The Dream is refuting the case by claiming that Patrick Thrall is not an employee of Radiokilla Records, Island Def Jam, or any of his affiliate companies. He calls Mr. Thrall an “independent contractor” and says he was on the way to his hotel when the accident happened–and not in the midst of work for The Dream.
It is for the Georgia courts to decide the merits of this lawsuit. To find vicarious liability, meaning to hold The Dream responsible for the conduct of Mr. Thrall, the court must find that Mr. Thrall was negligently driving, that he was an employee of The Dream or his company, and that he was driving in the course and scope of his employment, (i.e. that he was on the clock at the time of the accident).


It is important for Georgians hurt in these ways to understand the legal rules which hold various parties accountable for injuries. These are often complicated legal issues, so if someone in your family has been involved in a car accident, our experienced Milton car accident attorneys at Sammons & Carpenter, PC can assist you. Call us today at 404-814-8949, or fill out our confidential online case evaluation form for a free consultation.
See Our Related Blog Posts:

Fatal Georgia Scooter Accident Result of Running a Red Light

Georgia Drunk Driving Suit Results in Liability For Bar

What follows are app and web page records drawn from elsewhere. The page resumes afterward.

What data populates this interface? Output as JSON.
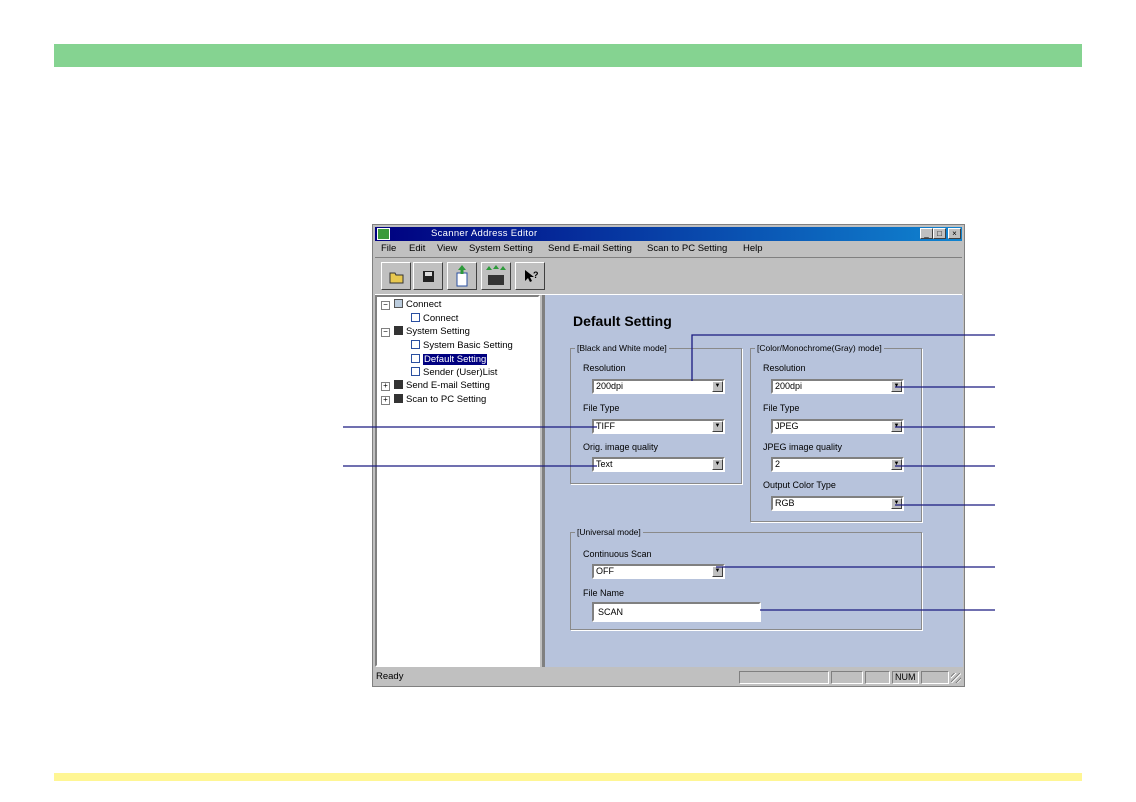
{
  "colors": {
    "top_bar": "#85d391",
    "bottom_bar": "#fff694",
    "callout_line": "#1a1a80"
  },
  "window": {
    "title": "Scanner Address Editor",
    "controls": {
      "minimize": "_",
      "maximize": "□",
      "close": "×"
    }
  },
  "menu": [
    "File",
    "Edit",
    "View",
    "System Setting",
    "Send E-mail Setting",
    "Scan to PC Setting",
    "Help"
  ],
  "toolbar": [
    "open-folder-icon",
    "save-disk-icon",
    "upload-document-icon",
    "transfer-scanner-icon",
    "help-pointer-icon"
  ],
  "tree": {
    "items": [
      {
        "label": "Connect",
        "expander": "−"
      },
      {
        "label": "Connect"
      },
      {
        "label": "System Setting",
        "expander": "−"
      },
      {
        "label": "System Basic Setting"
      },
      {
        "label": "Default Setting"
      },
      {
        "label": "Sender (User)List"
      },
      {
        "label": "Send E-mail Setting",
        "expander": "+"
      },
      {
        "label": "Scan to PC Setting",
        "expander": "+"
      }
    ]
  },
  "panel": {
    "title": "Default Setting",
    "bw": {
      "title": "[Black and White mode]",
      "resolution_label": "Resolution",
      "resolution_value": "200dpi",
      "filetype_label": "File Type",
      "filetype_value": "TIFF",
      "quality_label": "Orig. image quality",
      "quality_value": "Text"
    },
    "color": {
      "title": "[Color/Monochrome(Gray) mode]",
      "resolution_label": "Resolution",
      "resolution_value": "200dpi",
      "filetype_label": "File Type",
      "filetype_value": "JPEG",
      "jpeg_label": "JPEG image quality",
      "jpeg_value": "2",
      "output_label": "Output Color Type",
      "output_value": "RGB"
    },
    "universal": {
      "title": "[Universal mode]",
      "continuous_label": "Continuous Scan",
      "continuous_value": "OFF",
      "filename_label": "File Name",
      "filename_value": "SCAN"
    }
  },
  "status": {
    "text": "Ready",
    "num": "NUM"
  }
}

Companies Seeing Liability for Employees’ Distracted Driving

(Photo courtesy of Benimoto)